The new head of Australia’s solar thermal research effort says the cost of generating electricity can be halved by 2020, placing it on course to match the renewable energy contribution from PV technologies.
The new head of Australia’s solar thermal research effort says the cost of generating electricity can be halved by 2020, placing it on course to match the renewable energy contribution from solar photovoltaic technologies.
Manuel Blanco, an international specialist in solar energy, started today as director of the CSIRO-led Australian Solar Thermal Research Initiative (ASTRI). The initiative has $87 million in funding over eight years to advance so-called concentrating solar power technologies, which typically tap solar energy using mirrors or lenses to drive steam turbines.
Dr Blanco said a "technological leap" would be needed to cut generation costs from 25 cents a kilowatt-hour to 12 cents by 2020 but collaborative efforts between Australian and overseas scientists could achieve the goal. Costs had fallen by about 25 per cent over the past five years.
"The market for concentrating solar thermal power is not as developed right now as for photovoltaics but it will get at least as developed," he said.
Since solar thermal mimics many aspects of conventional fossil-fuel power stations, efforts to improve the latter’s efficiency will also aid the spread of the new technology. Concentrating solar may be used to complement existing power stations or operate in combination with wind or biomass units, he said.
Solar thermal chief, Manuel Blanco.
Dr Blanco, whose previous posts include directing the solar thermal energy department of Spain’s National Renewable Energy Centre, said Australia was an obvious place to focus research.
"The country has a large potential for solar energy – one of the best resources in the world," he said.
ASTRI plans a workshop this month in Canberra to hone research priorities, ranging from the forms of concentrating technology to the storage potential.
Issues such as the ownership of the technologies developed are also still to be worked out. The initiative includes six Australian universities, the US National Renewable Energy Laboratory, Sandia Corporation and Arizona State University.
Australian solar thermal research initiative (ASTRI) will deliver the next wave of cost reduction for solar thermal technologies, to ensure solar thermal is competitive with other renewable and traditional energy sources.
ASTRI’s goal is to lower the cost of solar thermal power from 25 to around 12 cents a kilowatt hour by 2020.
Dr Manuel J Blanco began his role with ASTRI in February 2013, bringing with him almost three decades of academic, research and development managerial experience in the solar field.

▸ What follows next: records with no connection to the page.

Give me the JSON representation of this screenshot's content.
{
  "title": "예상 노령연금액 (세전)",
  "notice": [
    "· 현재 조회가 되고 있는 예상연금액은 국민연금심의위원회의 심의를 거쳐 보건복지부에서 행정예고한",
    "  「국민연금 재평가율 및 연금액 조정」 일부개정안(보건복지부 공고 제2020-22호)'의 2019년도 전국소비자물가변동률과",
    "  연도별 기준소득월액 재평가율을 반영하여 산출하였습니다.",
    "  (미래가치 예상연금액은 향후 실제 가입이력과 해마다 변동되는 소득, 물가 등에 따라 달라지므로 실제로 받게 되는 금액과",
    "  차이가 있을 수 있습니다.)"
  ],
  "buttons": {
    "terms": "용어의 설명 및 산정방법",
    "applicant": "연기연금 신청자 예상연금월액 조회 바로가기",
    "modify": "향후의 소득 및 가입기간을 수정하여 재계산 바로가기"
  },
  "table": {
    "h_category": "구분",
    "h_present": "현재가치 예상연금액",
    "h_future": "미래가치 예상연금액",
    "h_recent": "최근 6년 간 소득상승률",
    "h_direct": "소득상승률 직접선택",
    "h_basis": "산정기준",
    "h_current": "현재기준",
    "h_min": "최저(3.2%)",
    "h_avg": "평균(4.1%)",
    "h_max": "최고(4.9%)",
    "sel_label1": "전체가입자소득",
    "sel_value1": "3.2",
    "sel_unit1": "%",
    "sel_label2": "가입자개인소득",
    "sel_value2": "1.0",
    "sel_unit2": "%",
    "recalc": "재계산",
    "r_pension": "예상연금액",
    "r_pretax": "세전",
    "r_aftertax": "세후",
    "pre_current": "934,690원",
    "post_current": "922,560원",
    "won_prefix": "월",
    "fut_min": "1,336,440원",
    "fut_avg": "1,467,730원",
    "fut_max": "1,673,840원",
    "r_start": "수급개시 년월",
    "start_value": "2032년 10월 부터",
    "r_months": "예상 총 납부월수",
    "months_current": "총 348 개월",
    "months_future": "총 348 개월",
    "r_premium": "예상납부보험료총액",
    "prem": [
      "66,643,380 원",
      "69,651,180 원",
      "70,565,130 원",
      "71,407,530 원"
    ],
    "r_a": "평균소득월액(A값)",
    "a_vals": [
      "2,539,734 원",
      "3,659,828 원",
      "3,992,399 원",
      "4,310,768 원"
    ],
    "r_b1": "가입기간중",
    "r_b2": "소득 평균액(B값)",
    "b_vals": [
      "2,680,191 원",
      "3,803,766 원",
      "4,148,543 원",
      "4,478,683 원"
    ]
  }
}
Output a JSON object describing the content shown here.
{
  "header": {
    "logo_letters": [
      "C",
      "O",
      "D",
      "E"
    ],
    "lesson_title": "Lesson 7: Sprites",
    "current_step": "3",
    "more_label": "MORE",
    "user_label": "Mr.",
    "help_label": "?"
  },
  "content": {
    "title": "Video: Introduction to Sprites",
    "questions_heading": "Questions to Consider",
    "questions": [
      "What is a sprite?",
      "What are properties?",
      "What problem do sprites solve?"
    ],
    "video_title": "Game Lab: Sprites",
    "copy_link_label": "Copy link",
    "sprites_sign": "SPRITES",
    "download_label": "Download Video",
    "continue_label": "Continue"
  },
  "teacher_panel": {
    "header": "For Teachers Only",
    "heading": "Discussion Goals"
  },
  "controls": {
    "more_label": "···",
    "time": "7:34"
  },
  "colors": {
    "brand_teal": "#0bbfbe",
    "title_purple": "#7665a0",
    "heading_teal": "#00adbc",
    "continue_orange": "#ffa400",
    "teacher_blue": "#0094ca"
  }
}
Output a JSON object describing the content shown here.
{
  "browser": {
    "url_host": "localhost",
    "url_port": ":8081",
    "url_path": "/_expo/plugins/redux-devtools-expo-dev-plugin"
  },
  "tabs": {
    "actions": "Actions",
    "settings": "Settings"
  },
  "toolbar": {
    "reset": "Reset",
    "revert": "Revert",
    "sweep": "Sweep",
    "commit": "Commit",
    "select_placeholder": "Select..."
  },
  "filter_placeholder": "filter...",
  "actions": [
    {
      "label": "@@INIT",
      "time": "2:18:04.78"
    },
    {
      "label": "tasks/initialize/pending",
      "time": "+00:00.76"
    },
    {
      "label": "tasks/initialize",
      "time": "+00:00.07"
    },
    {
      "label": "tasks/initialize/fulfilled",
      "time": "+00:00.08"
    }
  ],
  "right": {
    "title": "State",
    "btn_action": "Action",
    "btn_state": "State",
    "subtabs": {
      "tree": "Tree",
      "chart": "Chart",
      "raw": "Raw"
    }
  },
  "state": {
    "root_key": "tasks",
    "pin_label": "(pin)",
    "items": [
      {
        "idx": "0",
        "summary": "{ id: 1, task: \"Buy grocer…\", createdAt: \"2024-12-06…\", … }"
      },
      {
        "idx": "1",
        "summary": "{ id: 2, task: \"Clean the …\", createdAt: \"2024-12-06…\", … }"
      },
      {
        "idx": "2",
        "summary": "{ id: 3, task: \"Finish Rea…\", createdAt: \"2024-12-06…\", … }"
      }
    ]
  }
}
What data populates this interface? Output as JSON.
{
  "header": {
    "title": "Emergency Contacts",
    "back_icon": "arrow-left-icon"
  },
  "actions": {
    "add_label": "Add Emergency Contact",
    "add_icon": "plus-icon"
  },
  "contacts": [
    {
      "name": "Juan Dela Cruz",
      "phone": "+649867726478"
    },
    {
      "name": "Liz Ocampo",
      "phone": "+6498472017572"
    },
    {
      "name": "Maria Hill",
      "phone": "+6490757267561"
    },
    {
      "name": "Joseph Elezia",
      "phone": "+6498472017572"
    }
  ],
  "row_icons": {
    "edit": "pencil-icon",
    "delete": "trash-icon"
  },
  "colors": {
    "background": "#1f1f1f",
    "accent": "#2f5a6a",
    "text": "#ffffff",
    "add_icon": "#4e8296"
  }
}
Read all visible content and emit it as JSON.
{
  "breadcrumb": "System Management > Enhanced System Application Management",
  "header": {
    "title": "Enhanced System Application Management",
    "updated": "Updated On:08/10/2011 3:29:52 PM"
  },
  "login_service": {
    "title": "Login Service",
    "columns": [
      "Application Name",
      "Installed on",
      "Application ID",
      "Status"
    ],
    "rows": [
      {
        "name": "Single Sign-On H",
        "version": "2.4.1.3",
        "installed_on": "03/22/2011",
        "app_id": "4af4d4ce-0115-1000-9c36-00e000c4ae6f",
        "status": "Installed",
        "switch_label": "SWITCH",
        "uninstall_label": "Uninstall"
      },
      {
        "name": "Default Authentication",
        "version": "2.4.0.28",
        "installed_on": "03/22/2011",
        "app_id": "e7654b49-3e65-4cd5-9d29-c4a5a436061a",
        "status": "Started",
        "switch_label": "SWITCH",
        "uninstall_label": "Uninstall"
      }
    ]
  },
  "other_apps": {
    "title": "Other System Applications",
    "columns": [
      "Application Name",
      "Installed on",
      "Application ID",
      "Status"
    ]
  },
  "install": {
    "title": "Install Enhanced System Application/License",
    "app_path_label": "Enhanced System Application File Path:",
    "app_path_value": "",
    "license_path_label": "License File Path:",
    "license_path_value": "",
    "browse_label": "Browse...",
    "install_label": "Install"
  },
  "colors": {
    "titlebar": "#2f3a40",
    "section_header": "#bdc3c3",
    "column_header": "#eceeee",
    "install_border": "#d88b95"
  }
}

Throughout his career, Dr Blanco has focused on advancing state-of-the-art of concentrating solar thermal power technologies (CSPT) and on increasing their market penetration; areas which directly align with ASTRI’s core goals.
He most recently worked with Spain’s National Renewable Energy Centre (CENER), where he was Director of the Solar Thermal Energy Department. During his six years with CENER, Dr Blanco was responsible for the successful establishment, development and management of the department, facilitating solar thermal technology’s penetration into the commercial European market. Dr Blanco led a 24 person-strong department overseeing projects and initiatives with a combined revenue of around €1.3 million per year in 2012.
Dr Blanco holds Doctorates in Engineering (Industrial Engineering, University of Seville) and Philosophy (Applied Physics, University of Massachusetts), as well as Masters in Science at both Universities (Energy Engineering and Industrial Engineering, respectively).
Dr Blanco is the current Chair of the Executive Committee of SolarPACES, the International Energy Agency Implementing Agreement on Solar Power and Chemical Energy Systems.
During his career, Dr Blanco has been:
- Director of the Plataforma Sola de Almeria of CIEMAT, the largest European CSTP research facility
- Principal Investigator of the European Union SOLGAS and SIREC projects, two large CSTP demonstration and technology development projects which paved the way to the first commercial CSTP tower systems installed in Spain
- Adviser to the President of the Andalusian Energy Agency; member of the International Test and Evaluation Team in charge of the evaluation of the IEA-SSPS, a pioneering CSTP demonstration project of both parabolic trough and solar tower technologies
- Full Professor and Chair of the Engineering Department at the University of Texas at Brownsville.
Dr Blanco has produced sixty-four technical publications, two doctoral theses, and two master theses, as well as a multitude of professional engineering reports and feasibility studies.
He has also participated in a large number of national and international expert groups and committees, and represented Spain, in various international scientific forums. Dr Blanco has played a leading role in most major CSPT R&D and demonstration projects undertaken in Europe in the last 25 years.
In 2000, he led the Plataforma Solar de Almeria to a place as one of six finalists for the René Descartes prize, the most prestigious international research collaboration prize awarded by the European Union
Find out more about the Australian solar thermal research initiative (ASTRI).